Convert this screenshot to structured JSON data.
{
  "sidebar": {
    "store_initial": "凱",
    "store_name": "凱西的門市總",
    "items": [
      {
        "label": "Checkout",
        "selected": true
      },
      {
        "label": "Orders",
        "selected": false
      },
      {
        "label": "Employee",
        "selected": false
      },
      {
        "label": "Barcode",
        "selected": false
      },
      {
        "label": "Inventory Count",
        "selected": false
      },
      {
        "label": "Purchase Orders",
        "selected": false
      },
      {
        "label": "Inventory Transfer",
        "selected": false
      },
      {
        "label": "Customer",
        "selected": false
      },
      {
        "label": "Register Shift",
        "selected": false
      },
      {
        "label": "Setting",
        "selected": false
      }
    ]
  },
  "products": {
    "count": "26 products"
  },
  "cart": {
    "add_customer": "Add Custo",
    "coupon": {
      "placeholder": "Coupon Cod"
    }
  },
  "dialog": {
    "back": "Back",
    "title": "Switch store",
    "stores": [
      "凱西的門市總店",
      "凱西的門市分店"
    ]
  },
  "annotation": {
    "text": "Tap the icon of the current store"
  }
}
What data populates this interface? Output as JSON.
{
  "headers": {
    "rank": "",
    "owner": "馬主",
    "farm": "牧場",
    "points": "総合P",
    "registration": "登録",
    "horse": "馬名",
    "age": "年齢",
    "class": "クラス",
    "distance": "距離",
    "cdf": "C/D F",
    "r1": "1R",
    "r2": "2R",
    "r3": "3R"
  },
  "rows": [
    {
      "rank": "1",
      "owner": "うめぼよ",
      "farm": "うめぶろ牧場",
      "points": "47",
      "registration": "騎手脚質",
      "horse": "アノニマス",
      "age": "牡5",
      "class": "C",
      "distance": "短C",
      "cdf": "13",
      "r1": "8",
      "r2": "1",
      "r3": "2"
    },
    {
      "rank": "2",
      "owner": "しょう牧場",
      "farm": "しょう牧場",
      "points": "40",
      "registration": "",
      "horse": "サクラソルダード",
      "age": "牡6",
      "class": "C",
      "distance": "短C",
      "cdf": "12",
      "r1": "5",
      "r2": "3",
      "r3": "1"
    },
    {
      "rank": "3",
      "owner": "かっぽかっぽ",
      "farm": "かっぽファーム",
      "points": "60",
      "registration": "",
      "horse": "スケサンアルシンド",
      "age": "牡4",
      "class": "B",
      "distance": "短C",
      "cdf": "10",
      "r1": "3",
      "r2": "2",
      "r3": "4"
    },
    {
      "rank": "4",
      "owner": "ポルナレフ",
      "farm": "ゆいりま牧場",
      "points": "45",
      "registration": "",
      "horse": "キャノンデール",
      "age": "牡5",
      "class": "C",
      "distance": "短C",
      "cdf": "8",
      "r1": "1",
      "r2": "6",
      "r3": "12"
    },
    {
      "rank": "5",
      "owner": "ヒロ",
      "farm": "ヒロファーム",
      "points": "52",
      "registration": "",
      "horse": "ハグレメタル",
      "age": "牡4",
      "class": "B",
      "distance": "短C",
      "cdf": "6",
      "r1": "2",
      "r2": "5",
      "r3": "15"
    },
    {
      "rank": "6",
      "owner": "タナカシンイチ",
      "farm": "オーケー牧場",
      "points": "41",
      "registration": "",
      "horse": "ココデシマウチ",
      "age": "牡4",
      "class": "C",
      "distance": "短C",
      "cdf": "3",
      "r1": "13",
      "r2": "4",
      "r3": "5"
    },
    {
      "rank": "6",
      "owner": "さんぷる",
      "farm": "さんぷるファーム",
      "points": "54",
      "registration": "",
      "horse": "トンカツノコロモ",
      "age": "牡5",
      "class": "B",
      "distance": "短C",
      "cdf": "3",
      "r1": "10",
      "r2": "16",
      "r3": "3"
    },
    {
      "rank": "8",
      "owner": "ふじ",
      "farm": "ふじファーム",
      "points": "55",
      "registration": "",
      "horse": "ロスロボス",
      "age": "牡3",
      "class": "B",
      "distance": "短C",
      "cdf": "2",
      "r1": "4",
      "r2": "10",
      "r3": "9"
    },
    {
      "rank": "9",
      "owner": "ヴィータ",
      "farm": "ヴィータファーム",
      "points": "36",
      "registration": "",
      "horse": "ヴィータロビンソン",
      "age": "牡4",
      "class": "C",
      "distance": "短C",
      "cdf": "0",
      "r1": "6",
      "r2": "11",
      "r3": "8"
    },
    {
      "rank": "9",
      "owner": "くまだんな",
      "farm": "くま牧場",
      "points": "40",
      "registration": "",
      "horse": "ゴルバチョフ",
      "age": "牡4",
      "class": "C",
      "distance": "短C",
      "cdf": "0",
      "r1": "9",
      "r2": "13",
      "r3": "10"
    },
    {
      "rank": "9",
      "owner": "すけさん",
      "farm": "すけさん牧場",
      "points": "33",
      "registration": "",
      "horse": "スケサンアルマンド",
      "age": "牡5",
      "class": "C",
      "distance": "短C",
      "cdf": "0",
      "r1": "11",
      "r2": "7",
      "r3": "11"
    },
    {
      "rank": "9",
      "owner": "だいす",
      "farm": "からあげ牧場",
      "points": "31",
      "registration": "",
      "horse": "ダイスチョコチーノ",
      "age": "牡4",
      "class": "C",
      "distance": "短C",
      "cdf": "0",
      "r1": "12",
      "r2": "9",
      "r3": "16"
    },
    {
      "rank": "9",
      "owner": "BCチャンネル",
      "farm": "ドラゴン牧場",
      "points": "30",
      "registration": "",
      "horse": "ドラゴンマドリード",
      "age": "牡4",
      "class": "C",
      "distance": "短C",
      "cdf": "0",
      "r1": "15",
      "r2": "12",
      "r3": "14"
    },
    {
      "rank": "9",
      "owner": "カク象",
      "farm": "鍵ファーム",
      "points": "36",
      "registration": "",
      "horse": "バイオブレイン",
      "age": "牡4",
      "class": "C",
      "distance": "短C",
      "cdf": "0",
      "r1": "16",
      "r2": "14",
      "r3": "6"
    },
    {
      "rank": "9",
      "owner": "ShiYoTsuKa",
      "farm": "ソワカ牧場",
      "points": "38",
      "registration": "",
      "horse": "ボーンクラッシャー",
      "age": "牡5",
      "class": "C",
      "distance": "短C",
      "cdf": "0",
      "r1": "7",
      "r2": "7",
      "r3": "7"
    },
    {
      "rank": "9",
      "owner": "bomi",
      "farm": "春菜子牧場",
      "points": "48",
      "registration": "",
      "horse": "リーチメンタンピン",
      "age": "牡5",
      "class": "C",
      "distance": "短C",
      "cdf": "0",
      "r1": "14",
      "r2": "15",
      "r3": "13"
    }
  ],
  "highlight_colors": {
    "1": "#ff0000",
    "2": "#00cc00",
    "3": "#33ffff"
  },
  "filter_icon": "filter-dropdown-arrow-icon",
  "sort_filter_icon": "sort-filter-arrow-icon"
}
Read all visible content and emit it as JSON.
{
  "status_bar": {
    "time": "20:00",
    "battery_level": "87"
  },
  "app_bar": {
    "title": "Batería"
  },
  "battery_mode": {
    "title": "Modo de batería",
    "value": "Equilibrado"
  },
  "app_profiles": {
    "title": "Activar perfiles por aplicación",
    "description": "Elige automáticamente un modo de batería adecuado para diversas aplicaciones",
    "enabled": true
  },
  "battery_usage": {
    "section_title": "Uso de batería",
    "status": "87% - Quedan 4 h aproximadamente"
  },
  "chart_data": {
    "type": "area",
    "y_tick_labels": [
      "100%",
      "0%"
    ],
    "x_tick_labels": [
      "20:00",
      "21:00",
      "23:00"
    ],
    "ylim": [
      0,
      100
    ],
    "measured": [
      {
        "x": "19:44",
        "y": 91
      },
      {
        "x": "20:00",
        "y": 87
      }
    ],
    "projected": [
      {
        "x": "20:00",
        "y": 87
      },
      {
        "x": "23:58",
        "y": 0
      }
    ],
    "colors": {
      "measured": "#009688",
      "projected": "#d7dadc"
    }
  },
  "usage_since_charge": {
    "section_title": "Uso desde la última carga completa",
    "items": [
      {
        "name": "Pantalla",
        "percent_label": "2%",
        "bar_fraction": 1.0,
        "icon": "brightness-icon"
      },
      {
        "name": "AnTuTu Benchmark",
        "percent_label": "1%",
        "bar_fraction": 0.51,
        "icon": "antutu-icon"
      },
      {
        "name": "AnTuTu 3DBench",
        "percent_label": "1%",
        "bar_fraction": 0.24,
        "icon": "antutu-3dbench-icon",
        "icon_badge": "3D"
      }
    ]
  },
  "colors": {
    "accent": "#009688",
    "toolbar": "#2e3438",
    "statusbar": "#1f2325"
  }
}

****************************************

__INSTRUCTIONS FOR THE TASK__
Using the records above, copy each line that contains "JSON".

__EXERCISE RESULT__
Convert this screenshot to structured JSON data.
What data populates this interface? Output as JSON.
Read all visible content and emit it as JSON.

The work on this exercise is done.